__WORKING DATA__
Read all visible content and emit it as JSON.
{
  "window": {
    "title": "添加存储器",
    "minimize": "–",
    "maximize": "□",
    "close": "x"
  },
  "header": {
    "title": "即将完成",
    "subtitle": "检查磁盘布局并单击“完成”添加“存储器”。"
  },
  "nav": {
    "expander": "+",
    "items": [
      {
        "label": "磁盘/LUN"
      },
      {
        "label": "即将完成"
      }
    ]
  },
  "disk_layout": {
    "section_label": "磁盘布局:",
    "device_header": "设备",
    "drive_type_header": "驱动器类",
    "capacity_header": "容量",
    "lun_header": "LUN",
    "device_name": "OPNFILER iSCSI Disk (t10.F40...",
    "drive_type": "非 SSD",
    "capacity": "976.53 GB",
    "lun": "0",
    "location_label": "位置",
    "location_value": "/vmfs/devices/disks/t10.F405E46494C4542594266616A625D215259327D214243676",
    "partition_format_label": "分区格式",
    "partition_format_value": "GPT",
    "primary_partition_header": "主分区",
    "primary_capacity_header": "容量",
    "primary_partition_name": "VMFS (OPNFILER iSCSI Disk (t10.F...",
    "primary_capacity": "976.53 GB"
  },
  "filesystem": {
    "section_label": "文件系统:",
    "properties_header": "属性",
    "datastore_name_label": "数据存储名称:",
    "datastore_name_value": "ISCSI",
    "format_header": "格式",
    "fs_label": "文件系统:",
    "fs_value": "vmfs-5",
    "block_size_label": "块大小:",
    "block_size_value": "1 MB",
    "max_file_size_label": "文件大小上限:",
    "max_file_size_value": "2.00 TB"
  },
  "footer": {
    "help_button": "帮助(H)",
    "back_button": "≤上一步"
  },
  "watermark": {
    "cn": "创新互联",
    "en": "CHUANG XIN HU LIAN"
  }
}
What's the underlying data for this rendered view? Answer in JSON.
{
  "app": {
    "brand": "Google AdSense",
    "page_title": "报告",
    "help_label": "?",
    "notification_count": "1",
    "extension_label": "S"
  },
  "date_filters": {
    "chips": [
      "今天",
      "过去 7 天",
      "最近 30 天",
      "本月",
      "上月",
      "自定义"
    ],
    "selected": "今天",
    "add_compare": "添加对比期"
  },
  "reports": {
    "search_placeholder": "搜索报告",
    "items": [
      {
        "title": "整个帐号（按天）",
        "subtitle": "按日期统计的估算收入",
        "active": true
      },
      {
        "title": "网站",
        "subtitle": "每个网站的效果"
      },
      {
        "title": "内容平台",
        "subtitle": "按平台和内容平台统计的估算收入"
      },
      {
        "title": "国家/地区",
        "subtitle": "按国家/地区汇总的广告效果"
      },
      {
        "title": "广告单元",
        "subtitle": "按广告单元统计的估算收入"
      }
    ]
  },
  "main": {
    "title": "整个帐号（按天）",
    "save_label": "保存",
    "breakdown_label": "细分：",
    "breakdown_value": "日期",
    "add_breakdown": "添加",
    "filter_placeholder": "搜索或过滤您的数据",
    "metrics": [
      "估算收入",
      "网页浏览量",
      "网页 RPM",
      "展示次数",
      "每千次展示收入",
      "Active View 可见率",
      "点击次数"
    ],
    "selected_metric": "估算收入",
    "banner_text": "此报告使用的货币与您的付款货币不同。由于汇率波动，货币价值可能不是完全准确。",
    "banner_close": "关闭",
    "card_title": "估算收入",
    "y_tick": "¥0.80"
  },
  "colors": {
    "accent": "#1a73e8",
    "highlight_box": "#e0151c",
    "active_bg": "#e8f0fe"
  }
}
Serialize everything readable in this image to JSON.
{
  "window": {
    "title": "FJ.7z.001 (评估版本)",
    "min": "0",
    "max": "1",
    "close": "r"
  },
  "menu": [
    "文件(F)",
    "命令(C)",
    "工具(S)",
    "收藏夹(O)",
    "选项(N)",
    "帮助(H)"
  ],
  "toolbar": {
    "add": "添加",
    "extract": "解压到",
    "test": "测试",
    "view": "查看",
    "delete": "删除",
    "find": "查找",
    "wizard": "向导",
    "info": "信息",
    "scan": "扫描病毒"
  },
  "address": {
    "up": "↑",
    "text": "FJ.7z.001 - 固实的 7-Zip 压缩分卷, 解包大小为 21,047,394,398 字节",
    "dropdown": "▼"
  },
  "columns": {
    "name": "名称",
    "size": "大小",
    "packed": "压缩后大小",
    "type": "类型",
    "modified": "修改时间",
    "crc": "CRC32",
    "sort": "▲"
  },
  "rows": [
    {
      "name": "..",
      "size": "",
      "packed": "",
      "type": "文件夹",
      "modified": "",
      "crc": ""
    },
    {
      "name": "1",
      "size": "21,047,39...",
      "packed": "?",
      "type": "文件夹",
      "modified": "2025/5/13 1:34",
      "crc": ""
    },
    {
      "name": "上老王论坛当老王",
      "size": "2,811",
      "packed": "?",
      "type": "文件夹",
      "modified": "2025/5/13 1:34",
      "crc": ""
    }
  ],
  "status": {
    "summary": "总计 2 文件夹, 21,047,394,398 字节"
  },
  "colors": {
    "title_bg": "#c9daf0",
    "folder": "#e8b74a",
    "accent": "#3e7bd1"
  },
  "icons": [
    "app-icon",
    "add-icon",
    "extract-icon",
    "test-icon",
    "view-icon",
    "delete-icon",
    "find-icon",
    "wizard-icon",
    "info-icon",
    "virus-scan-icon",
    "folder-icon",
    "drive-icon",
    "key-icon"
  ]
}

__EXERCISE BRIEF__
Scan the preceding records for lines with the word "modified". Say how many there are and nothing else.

__ANSWER__
4